You usually give the good faith money to your real estate agent. The agent puts the money into an escrow account. If you are buying a newly built home, you might give the good faith money to the builder. However, if you are working with a real estate agent to buy a newly built home, in most cases, it’s better to give the deposit to the real estate agent.
Is Good Faith Money Refundable?
In most cases, your good faith money is not refundable. This ensures that you are serious about buying the property and not just “tire kicking.” However, a real estate purchase contract has several exceptions. In addition to the exceptions that might be in the contract, you can add your own as long as the seller agrees. The most common exceptions are your ability to get financing and that the seller did not misrepresent the condition of the home. As long as you can meet an exception, your money is refundable.
How Much Is a Good Faith Deposit?
Most sellers like to see at least $1,000 down. However, a seller might require a percentage of the selling price. Whichever amount the seller wants, it must be stated in the purchase agreement. If you want to change the amount of the good faith money, the seller has to agree to it or you won’t have a contract.
What Happens to My Good Faith Deposit?
Once you close, the real estate agent forwards the money to the seller as part of your down payment. The amount is shown on your closing documents and is subtracted from the final agreed-upon selling price of the home. For example, you buy a house that is $250,000 and you put down $5,000 as good faith money. Your lender requires 20 percent down, so you give the lender $50,000 at closing. Your documents will show that you paid a total of $55,000, so your loan will be $195,000 plus closing costs.

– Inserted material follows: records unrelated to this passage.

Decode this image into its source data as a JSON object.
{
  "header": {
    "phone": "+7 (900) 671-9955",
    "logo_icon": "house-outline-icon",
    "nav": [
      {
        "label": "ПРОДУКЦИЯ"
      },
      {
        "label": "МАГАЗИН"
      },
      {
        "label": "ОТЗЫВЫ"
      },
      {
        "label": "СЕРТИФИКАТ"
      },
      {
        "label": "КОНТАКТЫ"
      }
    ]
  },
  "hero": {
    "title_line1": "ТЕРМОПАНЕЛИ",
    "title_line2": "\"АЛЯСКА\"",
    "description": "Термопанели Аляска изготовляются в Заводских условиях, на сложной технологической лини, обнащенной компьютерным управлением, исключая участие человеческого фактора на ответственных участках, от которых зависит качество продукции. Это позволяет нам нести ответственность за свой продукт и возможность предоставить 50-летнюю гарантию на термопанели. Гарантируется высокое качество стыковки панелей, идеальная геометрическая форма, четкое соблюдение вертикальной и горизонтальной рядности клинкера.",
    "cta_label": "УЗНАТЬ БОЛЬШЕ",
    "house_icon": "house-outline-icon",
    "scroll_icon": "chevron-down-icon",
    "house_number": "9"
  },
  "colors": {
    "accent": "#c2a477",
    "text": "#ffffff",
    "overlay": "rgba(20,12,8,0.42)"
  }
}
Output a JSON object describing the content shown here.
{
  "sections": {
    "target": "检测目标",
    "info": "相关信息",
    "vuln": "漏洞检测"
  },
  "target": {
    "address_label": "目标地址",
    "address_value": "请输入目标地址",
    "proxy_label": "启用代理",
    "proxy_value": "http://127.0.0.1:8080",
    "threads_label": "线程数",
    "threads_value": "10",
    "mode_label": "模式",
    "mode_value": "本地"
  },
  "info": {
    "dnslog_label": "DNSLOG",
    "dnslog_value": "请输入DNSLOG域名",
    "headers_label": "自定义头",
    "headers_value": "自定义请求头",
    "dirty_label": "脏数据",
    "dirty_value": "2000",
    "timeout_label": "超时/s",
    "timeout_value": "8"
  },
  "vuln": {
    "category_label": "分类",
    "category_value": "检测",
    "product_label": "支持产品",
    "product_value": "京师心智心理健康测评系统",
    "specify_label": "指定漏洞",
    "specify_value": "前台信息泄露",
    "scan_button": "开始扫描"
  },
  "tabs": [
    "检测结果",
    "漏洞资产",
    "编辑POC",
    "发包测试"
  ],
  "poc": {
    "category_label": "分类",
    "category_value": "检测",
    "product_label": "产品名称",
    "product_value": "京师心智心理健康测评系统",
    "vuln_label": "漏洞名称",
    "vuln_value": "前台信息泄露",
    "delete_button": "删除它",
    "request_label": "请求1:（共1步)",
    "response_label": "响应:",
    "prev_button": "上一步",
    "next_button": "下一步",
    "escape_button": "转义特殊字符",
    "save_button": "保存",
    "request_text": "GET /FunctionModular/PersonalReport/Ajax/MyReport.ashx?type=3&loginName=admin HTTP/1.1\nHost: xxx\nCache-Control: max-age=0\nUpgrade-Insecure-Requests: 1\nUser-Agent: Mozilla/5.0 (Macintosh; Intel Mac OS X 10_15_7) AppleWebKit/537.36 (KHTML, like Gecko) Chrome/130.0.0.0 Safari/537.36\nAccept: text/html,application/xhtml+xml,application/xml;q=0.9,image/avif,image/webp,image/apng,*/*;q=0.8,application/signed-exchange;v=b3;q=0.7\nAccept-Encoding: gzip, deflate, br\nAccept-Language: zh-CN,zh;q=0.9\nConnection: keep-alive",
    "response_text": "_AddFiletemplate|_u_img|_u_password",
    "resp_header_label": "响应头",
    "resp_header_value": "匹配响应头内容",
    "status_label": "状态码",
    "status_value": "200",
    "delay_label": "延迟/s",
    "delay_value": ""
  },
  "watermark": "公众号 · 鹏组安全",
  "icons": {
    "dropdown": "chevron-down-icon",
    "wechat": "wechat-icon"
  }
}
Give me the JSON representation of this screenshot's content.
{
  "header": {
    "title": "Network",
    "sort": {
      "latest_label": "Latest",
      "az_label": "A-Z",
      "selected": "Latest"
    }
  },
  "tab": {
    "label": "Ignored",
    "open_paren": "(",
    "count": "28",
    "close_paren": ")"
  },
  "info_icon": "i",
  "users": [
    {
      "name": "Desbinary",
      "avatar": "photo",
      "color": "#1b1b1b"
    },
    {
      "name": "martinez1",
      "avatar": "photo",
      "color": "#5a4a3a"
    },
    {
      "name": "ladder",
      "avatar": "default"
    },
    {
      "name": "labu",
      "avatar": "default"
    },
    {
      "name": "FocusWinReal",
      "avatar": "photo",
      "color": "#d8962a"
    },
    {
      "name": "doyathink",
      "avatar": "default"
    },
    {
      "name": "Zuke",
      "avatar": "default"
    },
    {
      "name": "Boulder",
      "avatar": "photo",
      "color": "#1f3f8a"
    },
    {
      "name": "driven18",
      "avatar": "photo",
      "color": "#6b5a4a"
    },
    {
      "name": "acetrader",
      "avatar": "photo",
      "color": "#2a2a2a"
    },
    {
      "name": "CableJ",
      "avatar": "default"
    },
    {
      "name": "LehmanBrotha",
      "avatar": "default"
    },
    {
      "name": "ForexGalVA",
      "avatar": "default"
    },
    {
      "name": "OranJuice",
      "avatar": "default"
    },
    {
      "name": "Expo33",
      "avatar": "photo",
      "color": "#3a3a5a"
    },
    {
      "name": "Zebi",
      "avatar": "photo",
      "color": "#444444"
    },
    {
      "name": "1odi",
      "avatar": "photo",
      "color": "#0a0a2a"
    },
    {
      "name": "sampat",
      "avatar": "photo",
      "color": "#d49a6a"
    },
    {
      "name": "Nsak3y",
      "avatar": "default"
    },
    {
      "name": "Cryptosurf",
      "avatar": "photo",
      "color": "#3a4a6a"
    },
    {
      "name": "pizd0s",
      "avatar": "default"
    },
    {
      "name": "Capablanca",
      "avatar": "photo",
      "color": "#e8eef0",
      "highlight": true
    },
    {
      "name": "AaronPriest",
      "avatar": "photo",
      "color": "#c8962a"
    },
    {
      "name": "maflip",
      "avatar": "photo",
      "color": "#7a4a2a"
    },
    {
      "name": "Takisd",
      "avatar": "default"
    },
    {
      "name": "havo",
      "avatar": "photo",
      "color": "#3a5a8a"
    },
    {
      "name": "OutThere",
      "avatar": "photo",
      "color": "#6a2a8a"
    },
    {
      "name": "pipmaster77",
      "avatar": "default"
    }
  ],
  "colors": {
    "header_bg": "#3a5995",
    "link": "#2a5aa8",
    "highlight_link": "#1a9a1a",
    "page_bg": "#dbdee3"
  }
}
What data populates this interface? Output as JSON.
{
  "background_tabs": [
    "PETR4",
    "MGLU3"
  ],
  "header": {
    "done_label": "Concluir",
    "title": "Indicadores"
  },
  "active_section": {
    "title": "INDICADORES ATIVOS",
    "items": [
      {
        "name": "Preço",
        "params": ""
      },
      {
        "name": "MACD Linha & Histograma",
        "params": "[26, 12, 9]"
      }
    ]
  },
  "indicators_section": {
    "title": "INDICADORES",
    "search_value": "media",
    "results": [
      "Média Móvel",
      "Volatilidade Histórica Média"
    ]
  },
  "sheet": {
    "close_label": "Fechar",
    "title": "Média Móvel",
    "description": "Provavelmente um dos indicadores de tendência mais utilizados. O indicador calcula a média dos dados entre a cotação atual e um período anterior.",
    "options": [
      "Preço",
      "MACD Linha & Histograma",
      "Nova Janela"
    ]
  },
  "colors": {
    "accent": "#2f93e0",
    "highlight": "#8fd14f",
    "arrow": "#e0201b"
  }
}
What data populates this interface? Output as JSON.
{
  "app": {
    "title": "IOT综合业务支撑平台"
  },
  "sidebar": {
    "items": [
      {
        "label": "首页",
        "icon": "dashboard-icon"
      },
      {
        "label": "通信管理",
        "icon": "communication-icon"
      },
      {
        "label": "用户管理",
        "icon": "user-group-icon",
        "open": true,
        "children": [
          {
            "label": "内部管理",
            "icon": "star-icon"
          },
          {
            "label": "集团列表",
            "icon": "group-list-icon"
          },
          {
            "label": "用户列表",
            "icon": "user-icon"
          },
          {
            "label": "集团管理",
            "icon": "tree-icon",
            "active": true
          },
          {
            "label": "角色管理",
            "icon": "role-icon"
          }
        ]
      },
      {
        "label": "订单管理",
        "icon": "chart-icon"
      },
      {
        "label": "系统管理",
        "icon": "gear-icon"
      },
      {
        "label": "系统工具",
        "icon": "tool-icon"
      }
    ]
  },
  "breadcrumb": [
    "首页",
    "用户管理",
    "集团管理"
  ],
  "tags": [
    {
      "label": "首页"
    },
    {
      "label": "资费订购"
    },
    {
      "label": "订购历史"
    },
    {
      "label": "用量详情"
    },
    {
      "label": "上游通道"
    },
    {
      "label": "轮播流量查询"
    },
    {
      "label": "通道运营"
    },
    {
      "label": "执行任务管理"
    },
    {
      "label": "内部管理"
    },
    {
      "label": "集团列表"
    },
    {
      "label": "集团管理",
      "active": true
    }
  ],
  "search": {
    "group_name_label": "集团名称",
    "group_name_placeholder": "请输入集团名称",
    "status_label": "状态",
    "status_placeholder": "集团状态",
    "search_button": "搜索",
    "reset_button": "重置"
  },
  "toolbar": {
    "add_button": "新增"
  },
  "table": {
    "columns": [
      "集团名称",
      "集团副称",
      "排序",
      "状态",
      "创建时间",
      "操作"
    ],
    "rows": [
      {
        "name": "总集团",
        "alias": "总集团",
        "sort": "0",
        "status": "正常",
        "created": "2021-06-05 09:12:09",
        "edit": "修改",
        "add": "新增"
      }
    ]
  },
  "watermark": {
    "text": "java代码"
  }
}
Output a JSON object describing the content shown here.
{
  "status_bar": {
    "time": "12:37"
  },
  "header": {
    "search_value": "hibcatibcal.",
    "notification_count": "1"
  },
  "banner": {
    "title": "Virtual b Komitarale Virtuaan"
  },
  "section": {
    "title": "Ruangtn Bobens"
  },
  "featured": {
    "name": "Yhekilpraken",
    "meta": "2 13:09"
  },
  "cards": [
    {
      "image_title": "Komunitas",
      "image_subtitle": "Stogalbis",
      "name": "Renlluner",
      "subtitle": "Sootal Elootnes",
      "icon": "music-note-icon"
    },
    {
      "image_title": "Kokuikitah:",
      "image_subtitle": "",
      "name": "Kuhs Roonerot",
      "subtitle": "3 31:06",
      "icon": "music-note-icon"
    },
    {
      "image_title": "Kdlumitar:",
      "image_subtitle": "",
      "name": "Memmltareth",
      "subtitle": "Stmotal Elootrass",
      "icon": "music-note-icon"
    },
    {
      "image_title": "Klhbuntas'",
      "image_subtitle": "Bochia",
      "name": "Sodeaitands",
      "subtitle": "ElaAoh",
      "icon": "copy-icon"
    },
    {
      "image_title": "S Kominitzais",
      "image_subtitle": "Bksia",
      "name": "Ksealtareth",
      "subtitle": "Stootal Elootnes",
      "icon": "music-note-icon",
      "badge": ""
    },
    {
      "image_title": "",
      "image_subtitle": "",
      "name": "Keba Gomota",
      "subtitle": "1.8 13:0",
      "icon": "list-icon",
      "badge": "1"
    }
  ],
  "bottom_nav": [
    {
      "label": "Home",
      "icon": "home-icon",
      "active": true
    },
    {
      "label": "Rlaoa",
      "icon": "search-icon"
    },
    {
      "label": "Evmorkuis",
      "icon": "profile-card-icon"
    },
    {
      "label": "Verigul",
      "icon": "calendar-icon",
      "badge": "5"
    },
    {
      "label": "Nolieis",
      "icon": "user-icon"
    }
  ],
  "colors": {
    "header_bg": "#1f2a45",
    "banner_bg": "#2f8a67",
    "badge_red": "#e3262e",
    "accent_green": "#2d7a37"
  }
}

The closing costs could be subtracted from your down payment, the good faith deposit or added back into the loan, depending on what you and your lender agree to. Regardless, the amount of your down payment is $55,000, even if some of it is used for closing costs.
If you have any questions about how your real estate agent handles your good faith deposit, be sure to ask. You should always ask about exceptions to ensure you can get your money back if the loan does not go through or if the house was misrepresented by the seller and/or their agent.